Sitting in America’s backyard, Latin America presents an opportunity for additional regional engagement. According to Secretary of State Hillary Clinton, “There is no part of the world that is more closely linked with who we are as Americans and what kind of future we want for our children than this hemisphere, and in particular, in Latin America.” We have a history of establishing partnerships with Latin America on innovative development projects like Plan Colombia, which go across the spectrum of national security, economic prosperity, and humanitarian issues.
Plus, the region has shown signs of improvement towards building economic prosperity as poverty declined from 49 percent to 31 percent in the last 20 years. As part of a series on Latin America sponsored by Rep. Sam Farr (D-CA) on January 23, USAID Chief Innovation Officer Maura O’Neill highlighted the Haiti Mobile Money Initiative, which was implemented following the devastating 2010 earthquake. This innovative program broadens financial services to Haitians by utilizing mobile technology and has the potential to work throughout Latin America to assist citizens with easier methods to handle their finances. In addition to these innovative efforts, the U.S. works towards improving disaster management capabilities for partners in Latin America. USAID has collaborated with Paraguay to put an end to wildfires and has also partnered with Brazil to improve food security.
The U.S. is also working closely with Latin America on mutual national security issues. For example, programs like Plan Colombia demonstrate the success of engagement these critical areas. The Obama administration could use the success of a Plan Columbia as a guide to build on programs that we already have in place in Latin America that will have a positive impact towards improving the lives of many. U.S. Southern Command, which has responsibility for Latin America, has worked across agencies in the past specifically through Plan Colombia and through its successor the Colombian Strategic Development Initiative.
The State Department has also provided guidance to Mexico through the Merida Initiative to build capacity against drug trafficking. In fact, according to Army Maj. Gen. Francis G. Mahon, U.S. Northern Command’s director for strategy, plans and policy, the U.S. continues to collaborate with interagency partners and the Mexican army through the Merida Initiative to tackle drug trafficking, noting that, “The end state for Mexico, from our perspective, is that we are their strategic partner of choice in the region, and they are a regional partner who can then assist other nations in the region or respond to other crises in the region, for example through humanitarian assistance or disaster relief.”
Latin America continues to face serious challenges that require a “smart power” response of utilizing the work of our civilian professionals to improve the lives of millions. Will 2013 prove to be a year of opportunity for the United States to strengthen its reach and influence in the region?
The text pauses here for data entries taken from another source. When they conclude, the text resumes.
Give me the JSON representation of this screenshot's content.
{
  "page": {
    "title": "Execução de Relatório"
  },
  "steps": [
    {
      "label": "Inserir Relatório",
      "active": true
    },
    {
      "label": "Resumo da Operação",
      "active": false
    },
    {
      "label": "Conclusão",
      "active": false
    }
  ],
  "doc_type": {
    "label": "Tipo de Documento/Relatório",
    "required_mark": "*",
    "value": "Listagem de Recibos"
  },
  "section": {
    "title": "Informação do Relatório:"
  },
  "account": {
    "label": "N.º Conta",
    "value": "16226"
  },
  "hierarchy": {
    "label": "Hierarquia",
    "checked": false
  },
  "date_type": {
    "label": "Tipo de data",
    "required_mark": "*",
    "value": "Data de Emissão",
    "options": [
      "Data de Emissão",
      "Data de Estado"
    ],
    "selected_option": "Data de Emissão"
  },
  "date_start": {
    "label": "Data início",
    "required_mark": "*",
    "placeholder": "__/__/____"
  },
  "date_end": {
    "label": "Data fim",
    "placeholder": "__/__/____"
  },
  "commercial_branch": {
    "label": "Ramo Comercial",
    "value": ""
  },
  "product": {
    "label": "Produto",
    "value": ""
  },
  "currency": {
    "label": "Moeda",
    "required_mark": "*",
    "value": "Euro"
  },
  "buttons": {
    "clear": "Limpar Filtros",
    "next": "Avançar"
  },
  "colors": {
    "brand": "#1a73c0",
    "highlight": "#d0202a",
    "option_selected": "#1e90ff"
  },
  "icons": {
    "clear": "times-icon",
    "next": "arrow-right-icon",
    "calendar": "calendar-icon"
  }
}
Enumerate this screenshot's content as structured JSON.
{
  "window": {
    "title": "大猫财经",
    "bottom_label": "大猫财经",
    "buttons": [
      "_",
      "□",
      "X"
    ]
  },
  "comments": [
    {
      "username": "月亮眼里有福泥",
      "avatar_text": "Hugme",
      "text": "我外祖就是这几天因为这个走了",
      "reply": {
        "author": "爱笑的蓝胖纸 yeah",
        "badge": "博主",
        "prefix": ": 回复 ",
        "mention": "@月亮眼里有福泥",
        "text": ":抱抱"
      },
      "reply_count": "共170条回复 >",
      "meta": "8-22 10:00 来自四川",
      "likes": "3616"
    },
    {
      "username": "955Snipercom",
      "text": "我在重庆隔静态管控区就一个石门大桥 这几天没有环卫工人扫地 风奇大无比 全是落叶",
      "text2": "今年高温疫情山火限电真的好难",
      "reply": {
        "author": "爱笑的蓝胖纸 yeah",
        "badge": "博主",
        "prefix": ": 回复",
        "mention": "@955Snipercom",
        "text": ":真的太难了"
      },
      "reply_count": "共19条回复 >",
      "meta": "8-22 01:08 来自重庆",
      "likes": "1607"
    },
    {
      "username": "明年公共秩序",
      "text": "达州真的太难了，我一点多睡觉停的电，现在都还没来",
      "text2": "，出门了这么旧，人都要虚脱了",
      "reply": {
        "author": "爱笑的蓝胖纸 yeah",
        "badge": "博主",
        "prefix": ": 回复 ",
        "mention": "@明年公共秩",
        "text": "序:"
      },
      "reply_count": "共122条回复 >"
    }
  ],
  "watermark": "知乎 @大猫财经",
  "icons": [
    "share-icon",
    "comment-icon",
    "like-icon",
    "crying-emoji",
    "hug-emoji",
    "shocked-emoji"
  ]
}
Only a “smart power” crystal ball can say for sure, but Secretary of State John Kerry has already expressed hope to “build on what Secretary Clinton has done and the Obama administration has already done in order to augment our efforts in that region.”
What is certain is that we have witnessed past successes of U.S. development programs in this region, and that deploying new innovative development and diplomacy policies could build on those successes in this strategically important region. Opportunity is knocking at the door. Will America answer?